Uprise Electric is looking to scale up their operations and the deployment of solar across the city. Accessing affordable financing alongside Solar for All funding will allow Uprise to take a major step in that direction, and the revolving credit facility will incentivize the expansion of the company’s solar footprint and provide the company the flexibility needed to pursue multiple new projects. “I started Uprise so that we could provide homeowners in DC with the highest quality solar options regardless of income level. Partnering with DC Green Bank has helped me get closer to that goal,” Chris Sewell, founder of Uprise Electric Company, said.

Read the Full Release Below

May-2022-Uprise-Electric_DCGB-Press-Release-1

Building a clean future cannot wait. That is why DC Green Bank has been in discussions with Councilmember Mary Cheh, Chair of the Committee on Transportation and the Environment, and her staff to clarify the Green Finance Authority Establishment Act of 2018 as it relates to equitable investments in a clean energy future. In order to meet our city’s collective climate and sustainable energy goals we must fully transition off of fossil fuels and electrify the District. However, at present, converting legacy methane systems to fully electric heating, cooling, and cooking systems can be significantly more expensive than ultra-high efficiency fossil fuel-based systems, even accounting for lower fuel costs. This cost differential can place a large financial burden on low-income communities, community-based organizations and faith-based institutions, and residents that are least responsible for our climate crisis and simply happen to live, work, or worship in buildings that were built for methane systems. It can put some of our most vulnerable in a challenging position: choose the lower up-front cost fossil fuel option or choose the cleaner electric option that may carry a price tag that is, in some cases, 2-3x more expensive than a comparable fossil fuel-based system. An equitable transition to a clean future is a high priority for Mayor Bowser, the City Council, and DC Green Bank, and that is why we will meet this challenge head-on. We have asked the Council to introduce language to amend the Green Finance Authority Establishment Act of 2018 to formally codify our existing financing approach by prohibiting DC Green Bank from supporting on-site fossil fuel-based systems. This is a vital step to ensure that the District does not lock in fossil fuel infrastructure for decades to come, when the best science available says that we must begin our transition to clean energy now. To address equity and financial gaps that may emerge as part of this transition, we have also asked the Council to identify additional financial resources to ensure that our most vulnerable residents and communities are able to choose a clean energy future in a way that does not create an undue financial burden on them and delivers key environmental, public health, financial, and other benefits along the way. The District is a national leader on issues related to climate, the environment, sustainability, and equity, and taking this step today to introduce language to prohibit the usage of green bank resources to fund fossil fuel infrastructure ensures that we remain on the cutting edge on the road to a clean and inclusive future for all.
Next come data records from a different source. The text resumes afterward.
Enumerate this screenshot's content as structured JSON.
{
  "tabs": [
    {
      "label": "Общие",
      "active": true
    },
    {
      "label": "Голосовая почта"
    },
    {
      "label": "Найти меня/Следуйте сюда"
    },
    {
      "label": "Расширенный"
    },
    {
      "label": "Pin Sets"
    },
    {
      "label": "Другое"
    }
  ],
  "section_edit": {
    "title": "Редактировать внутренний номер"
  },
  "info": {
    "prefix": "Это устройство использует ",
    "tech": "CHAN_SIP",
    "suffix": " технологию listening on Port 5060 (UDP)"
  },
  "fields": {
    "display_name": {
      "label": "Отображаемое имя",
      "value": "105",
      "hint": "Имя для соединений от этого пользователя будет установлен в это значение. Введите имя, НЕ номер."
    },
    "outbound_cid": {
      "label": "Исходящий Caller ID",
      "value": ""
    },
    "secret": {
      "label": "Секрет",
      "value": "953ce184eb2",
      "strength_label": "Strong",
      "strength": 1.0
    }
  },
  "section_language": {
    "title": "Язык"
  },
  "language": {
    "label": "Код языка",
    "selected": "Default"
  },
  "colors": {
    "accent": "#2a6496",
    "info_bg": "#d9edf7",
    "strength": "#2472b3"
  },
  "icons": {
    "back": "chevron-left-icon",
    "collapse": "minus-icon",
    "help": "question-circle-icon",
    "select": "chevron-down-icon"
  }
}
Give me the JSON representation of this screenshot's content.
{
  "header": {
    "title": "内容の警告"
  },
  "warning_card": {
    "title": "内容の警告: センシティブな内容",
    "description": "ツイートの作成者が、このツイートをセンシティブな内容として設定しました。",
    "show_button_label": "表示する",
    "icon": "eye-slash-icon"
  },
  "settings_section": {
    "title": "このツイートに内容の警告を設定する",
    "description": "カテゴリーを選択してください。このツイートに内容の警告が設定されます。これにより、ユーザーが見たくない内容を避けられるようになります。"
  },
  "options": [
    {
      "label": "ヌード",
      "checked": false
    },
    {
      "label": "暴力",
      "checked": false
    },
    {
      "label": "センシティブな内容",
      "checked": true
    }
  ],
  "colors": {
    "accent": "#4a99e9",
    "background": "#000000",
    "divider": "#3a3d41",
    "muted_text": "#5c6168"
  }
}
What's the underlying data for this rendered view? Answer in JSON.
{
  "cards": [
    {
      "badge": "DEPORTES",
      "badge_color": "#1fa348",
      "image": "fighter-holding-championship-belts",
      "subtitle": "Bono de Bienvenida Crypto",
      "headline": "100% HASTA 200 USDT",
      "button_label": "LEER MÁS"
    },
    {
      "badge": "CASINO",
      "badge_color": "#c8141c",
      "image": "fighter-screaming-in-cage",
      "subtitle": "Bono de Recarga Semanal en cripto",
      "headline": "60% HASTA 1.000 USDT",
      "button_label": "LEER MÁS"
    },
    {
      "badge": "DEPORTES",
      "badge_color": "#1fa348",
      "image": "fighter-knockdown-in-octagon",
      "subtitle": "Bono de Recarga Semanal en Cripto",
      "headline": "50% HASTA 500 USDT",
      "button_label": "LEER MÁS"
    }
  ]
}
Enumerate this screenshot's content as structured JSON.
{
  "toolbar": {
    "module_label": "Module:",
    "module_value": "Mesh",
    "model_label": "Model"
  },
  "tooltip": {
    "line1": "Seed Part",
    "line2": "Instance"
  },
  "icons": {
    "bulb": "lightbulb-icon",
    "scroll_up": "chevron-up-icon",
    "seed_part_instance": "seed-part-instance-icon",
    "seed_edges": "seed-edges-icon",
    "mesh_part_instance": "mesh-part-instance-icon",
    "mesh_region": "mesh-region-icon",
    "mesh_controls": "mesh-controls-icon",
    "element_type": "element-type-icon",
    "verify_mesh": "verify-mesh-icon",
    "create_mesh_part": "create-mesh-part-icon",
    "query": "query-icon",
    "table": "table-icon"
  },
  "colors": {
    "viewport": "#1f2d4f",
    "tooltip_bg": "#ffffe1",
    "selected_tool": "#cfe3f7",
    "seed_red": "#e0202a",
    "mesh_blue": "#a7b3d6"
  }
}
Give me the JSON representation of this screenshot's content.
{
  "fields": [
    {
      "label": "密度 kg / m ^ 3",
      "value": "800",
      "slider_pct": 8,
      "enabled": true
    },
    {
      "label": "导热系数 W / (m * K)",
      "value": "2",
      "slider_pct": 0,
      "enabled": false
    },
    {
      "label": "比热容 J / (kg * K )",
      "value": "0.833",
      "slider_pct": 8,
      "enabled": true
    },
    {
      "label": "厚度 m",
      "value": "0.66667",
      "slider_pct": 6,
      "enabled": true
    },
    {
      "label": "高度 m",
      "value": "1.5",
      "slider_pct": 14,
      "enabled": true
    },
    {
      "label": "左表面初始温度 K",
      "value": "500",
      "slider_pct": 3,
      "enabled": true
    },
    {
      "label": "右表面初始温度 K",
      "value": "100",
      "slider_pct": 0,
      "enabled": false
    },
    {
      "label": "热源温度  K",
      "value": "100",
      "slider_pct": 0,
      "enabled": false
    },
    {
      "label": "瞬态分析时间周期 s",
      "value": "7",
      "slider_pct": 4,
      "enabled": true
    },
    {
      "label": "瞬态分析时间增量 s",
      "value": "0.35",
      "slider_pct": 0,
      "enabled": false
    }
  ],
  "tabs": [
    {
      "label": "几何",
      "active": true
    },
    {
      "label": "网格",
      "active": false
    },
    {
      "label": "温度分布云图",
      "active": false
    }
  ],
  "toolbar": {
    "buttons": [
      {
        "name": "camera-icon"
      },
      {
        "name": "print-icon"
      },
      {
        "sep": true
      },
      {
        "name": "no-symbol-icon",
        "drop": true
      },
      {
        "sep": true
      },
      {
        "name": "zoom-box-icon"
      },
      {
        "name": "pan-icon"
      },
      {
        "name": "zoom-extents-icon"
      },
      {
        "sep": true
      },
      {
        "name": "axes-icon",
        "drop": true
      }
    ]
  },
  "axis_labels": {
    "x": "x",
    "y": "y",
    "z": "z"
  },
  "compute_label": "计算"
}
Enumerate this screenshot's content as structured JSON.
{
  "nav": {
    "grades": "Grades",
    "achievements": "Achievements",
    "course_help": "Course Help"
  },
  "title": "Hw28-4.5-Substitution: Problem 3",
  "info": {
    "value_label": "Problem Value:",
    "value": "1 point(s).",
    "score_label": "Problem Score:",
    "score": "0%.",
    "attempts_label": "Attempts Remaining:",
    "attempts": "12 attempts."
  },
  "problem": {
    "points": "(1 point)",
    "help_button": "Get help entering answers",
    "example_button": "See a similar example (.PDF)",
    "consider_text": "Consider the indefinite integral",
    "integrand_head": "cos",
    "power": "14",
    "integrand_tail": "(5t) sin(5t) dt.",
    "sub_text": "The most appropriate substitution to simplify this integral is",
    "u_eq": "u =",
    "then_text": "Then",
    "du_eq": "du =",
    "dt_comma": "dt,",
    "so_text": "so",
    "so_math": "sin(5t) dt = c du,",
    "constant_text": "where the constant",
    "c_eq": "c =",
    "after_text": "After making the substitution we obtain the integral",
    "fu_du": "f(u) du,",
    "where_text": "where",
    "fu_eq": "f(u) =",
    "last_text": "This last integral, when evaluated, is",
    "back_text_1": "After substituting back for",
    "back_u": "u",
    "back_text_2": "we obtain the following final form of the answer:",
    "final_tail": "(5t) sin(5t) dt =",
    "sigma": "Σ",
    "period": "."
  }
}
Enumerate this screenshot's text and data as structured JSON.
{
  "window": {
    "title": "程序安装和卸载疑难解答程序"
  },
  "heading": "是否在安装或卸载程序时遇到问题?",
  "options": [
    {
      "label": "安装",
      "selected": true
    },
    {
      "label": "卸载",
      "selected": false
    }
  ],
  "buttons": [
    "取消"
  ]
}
51022-Statement-on-Fossil-Fuel-Policy
  • April 4, 2022
  • Virtual
  • Registration Closed

    Connect with lenders:
    City First Enterprises’ Geoffrey Shepard at geoffery@cfe.org
    DC Green Bank’s Matthew Hickman at mhickman@dcgreenbank.com
    • Explore other community lenders if you need financing for other types of projects or pre-revenue (click VIEW FILE here)

    Money Monday

    April 4, 2022